Baker County has long been known for its ranches, farms and orchards that produce the staples of an all-American meal.
Peaches and huckleberries for a dessert cobbler.
But the county is also starting to round out the local menu with a selection of beverages with which adults can complement their dinners.
We have a pair of breweries in Barley Brown’s and Bull Ridge.
Travis Cook and Jacki and Lance Adams are growing wine grapes near Keating and Richland.
Most recently, Tom Hutchison submitted an application to Baker City for an operation that would malt barley and potentially other grains, a key ingredient in brewing beer.
Hutchison, who hopes to start malting grain this fall, plans to sell his product to both of Baker City’s breweries and to others around the region.

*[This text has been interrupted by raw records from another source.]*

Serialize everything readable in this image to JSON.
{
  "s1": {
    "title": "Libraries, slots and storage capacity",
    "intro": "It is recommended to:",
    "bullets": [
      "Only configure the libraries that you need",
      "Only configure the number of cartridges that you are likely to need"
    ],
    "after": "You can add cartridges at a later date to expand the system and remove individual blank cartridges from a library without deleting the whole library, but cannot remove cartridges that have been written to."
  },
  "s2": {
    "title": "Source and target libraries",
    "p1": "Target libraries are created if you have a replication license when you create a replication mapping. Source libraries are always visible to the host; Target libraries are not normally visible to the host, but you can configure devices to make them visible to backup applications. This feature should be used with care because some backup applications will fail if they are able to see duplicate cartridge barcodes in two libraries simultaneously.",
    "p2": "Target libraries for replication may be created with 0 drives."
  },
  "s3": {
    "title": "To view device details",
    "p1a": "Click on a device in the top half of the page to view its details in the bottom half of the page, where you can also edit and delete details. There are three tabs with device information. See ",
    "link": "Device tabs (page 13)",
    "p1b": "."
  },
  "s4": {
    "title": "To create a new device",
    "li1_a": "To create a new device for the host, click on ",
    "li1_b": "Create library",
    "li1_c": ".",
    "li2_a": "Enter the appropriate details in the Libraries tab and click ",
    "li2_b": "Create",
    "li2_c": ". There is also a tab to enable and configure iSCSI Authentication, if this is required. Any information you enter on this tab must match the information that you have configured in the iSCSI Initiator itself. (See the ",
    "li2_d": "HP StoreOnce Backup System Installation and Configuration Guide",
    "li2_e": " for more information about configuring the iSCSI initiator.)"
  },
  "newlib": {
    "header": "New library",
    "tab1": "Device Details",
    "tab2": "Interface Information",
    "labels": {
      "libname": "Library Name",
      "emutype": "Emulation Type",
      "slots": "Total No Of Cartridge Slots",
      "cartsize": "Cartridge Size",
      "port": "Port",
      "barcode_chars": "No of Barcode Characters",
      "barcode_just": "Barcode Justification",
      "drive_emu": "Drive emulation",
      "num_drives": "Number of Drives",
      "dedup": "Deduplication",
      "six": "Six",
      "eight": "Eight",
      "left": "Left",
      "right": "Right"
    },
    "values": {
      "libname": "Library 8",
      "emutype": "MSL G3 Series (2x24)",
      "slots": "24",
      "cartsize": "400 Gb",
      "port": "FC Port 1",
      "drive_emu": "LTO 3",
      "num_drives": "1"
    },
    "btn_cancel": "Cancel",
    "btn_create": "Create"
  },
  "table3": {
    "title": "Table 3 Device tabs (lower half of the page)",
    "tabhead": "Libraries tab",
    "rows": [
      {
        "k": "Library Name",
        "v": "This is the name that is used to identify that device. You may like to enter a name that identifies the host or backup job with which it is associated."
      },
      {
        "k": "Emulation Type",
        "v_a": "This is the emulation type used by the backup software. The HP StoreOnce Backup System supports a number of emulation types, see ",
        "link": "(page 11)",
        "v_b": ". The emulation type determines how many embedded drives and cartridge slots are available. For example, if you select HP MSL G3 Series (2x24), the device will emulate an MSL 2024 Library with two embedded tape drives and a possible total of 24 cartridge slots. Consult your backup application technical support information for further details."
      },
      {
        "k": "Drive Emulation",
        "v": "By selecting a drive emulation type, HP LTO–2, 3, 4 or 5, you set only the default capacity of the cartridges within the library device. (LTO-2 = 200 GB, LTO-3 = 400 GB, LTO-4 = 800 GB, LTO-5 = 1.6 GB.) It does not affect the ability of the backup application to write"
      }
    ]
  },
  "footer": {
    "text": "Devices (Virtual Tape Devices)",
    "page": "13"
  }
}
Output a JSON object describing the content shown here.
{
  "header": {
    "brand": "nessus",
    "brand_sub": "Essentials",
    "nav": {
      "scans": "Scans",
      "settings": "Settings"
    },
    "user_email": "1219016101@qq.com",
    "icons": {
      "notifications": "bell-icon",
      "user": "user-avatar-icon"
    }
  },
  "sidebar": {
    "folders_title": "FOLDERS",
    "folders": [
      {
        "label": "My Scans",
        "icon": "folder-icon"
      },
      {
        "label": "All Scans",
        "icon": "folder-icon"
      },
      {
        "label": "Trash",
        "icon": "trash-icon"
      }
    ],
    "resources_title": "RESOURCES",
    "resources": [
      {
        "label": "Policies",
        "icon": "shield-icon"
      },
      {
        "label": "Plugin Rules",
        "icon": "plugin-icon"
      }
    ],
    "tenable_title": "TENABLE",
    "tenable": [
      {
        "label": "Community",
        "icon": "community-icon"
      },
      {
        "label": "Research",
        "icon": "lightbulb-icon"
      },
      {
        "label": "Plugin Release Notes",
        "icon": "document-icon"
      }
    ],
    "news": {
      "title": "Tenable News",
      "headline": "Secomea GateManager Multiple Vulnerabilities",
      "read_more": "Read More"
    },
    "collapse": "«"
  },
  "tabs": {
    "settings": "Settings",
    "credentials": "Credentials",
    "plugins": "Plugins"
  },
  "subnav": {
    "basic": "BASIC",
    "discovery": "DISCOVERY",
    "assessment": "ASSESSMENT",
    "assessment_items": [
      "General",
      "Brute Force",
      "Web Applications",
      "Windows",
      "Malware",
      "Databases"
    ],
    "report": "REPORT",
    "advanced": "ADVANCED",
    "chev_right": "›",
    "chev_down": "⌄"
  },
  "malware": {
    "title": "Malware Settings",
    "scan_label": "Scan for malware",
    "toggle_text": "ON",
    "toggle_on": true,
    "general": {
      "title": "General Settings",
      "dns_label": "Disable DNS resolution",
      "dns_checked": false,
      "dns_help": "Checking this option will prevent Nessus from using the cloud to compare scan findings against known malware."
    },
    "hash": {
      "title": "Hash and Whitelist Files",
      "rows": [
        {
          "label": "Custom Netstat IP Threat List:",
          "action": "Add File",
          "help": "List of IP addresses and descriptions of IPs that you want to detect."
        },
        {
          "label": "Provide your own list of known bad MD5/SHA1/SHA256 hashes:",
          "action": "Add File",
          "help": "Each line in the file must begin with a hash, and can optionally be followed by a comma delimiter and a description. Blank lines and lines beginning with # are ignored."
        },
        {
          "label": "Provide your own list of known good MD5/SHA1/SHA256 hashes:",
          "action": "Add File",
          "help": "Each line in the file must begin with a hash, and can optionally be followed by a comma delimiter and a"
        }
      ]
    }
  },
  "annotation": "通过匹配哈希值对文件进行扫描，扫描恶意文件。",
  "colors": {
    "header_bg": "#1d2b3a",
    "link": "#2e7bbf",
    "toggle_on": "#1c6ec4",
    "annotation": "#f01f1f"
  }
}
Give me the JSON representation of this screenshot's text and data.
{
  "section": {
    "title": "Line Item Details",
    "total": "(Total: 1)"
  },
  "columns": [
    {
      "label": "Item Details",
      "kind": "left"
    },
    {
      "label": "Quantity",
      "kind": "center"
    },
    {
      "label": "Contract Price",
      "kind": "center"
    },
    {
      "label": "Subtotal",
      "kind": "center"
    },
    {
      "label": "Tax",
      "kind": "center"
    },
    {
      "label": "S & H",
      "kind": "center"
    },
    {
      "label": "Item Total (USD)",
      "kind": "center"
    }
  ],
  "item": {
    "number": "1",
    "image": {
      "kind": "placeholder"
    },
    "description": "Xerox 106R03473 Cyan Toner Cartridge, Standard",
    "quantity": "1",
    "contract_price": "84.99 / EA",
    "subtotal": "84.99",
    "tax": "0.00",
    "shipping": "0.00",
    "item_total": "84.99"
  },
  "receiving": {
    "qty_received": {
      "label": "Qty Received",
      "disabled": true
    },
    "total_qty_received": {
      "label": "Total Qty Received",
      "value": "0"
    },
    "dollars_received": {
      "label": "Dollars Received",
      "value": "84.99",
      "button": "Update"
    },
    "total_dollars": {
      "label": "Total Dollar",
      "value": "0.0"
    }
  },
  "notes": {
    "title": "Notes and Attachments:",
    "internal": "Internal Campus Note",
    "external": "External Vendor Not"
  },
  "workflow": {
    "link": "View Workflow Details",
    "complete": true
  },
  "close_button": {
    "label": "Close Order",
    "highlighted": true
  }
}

Baker County boasts all the raw materials needed not only to make fine beer and wine, but also distilled spirits.
We have cold, pure water.
Our climate and soils are well-suited for growing grains for malting.
Other potential ingredients available within our borders include peppermint (flavoring for schnapps), juniper trees (the berries give gin its distinctive taste and aroma), and potatoes (the root ingredient in some types of vodka).
Brewing and distilling might not ever rival beef cattle or alfalfa among Baker County’s agricultural larder.
But diversification ought to benefit the county’s bottom line, and its reputation as a purveyor of fine food and drink.